Blow Up
(Michelangelo Antonioni; 1966)


Invasion of the Body Snatchers
(Don Siegel; 1956)


Les fruits de la passion
(Fruits of Passion)
(Shuji Terayama; 1981)

15 comments :

Vanwall said...

Wow! Awesomely brilliant! Shoulda had Hope Emerson walking from the back to the front of her dark office in "Cry of the City", but that's just me.

chainedandperfumed said...

Damn. And this coming from someone who just a few days ago was calling "burnout".

Andy Jukes said...

Great idea for a series. I love your site.

Robert Fiore said...

Another humdinger of a series. May the tour de force be with you.

Patrick Murtha said...

There is an amazing frame-within-a-frame image at 34:09 of Jess Franco's Venus in Furs (1969). Check it out.

H. P. L. said...

Only Sutpen can put D'Amato, Wise and Chabrol in the same post.

Ryland Walker Knight said...
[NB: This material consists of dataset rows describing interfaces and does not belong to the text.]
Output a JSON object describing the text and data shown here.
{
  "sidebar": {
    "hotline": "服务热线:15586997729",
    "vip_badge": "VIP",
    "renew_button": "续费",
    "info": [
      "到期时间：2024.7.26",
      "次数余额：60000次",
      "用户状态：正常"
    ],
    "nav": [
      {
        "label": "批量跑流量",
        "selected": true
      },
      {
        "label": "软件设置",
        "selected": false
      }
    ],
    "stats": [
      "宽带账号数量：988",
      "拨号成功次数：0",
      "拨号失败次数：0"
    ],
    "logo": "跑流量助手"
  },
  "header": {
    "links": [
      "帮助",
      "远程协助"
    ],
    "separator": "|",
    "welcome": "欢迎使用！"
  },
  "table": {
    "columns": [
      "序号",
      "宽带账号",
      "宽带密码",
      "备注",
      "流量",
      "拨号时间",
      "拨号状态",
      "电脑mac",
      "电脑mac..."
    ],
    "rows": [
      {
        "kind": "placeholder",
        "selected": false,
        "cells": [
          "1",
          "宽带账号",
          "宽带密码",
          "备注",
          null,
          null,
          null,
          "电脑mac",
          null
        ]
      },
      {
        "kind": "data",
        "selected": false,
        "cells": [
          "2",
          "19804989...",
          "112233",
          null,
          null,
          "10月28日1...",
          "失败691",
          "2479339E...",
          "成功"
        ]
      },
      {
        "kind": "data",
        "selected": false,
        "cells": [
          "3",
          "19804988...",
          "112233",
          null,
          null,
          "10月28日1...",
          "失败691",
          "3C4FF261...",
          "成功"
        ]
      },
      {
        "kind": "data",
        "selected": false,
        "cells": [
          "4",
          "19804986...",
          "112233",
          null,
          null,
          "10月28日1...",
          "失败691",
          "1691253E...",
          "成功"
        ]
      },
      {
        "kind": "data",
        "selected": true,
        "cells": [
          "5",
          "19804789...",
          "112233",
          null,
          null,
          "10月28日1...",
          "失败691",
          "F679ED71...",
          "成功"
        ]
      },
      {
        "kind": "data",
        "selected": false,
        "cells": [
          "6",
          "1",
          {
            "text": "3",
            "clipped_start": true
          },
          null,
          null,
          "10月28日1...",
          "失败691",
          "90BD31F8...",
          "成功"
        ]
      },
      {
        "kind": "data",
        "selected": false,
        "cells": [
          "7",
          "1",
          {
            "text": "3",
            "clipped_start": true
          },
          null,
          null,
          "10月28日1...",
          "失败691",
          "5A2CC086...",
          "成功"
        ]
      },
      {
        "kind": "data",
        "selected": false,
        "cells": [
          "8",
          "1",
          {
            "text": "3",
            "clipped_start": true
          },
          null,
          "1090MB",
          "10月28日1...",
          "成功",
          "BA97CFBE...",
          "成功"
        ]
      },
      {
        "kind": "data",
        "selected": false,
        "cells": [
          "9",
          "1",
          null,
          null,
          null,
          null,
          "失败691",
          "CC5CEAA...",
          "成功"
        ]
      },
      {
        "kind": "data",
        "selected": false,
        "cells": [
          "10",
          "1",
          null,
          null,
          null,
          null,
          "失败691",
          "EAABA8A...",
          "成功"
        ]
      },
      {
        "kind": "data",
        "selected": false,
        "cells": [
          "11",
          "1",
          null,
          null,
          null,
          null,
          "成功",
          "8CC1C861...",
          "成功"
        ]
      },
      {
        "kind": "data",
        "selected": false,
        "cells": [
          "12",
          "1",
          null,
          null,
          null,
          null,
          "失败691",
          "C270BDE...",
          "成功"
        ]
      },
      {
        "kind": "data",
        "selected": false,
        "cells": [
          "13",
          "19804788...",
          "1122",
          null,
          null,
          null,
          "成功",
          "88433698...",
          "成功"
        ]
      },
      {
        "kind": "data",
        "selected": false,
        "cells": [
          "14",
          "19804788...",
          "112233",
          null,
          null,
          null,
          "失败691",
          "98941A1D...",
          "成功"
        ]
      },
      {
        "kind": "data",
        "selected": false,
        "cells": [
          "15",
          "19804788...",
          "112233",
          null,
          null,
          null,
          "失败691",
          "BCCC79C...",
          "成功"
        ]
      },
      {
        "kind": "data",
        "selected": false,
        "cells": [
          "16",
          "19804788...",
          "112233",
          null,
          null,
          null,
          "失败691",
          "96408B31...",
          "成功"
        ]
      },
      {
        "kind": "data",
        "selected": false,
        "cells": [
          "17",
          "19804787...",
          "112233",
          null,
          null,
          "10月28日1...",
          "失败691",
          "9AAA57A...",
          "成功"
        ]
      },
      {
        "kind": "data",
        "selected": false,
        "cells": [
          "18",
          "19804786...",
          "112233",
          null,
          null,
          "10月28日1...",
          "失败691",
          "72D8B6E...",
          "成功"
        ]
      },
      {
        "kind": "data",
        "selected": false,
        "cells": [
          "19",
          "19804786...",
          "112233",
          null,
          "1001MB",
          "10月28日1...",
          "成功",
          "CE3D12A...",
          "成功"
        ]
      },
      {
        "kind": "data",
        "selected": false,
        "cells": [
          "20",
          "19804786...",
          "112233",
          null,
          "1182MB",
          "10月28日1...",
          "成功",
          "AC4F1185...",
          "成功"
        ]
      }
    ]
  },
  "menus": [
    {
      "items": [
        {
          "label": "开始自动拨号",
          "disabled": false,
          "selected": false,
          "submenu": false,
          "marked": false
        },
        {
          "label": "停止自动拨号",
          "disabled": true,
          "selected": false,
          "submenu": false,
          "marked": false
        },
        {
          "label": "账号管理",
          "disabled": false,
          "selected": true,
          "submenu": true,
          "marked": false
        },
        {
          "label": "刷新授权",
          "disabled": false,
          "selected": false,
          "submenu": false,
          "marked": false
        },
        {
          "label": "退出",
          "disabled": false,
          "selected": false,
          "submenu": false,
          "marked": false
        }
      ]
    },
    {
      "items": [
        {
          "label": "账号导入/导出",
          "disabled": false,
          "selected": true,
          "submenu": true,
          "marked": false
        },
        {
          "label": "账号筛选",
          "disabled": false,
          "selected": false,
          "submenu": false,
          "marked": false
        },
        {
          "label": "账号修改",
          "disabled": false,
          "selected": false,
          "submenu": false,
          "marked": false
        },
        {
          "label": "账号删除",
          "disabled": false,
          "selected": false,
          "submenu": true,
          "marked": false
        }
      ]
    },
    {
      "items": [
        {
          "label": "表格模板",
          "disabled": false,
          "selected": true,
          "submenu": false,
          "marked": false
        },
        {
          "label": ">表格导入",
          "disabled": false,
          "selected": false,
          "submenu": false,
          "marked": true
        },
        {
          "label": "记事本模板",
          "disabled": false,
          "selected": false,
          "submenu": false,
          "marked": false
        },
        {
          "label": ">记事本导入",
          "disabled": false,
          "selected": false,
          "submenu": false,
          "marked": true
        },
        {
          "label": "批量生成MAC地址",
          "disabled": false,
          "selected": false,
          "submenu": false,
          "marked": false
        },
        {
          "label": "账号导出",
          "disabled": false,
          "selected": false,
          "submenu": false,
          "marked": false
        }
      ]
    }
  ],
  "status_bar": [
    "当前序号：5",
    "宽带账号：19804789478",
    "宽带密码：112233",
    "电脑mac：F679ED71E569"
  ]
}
Pretty durned fabulous, as ever.

Kreisler said...

Spectacular - thanks

Sly Syl said...

Didnt they kill in actual animal in that Nel Nome del Padre scene?

Woody said...

Tom, you've outdone yourself. Bravo, Sir.

Christopher said...

lol..alright..bounty killer for trinity..i actually have that on dvd-r

notanotherblog said...

Golddiggers of 1933! Awesome stuff!

Dennis Cozzalio said...

This is spectacular, Tom! What a wonderful idea. I'm thinking maybe a whole chapter devoted to De Palma! "****! A must-see!"

loosefocus said...

beautiful

jim emerson said...

Beauty!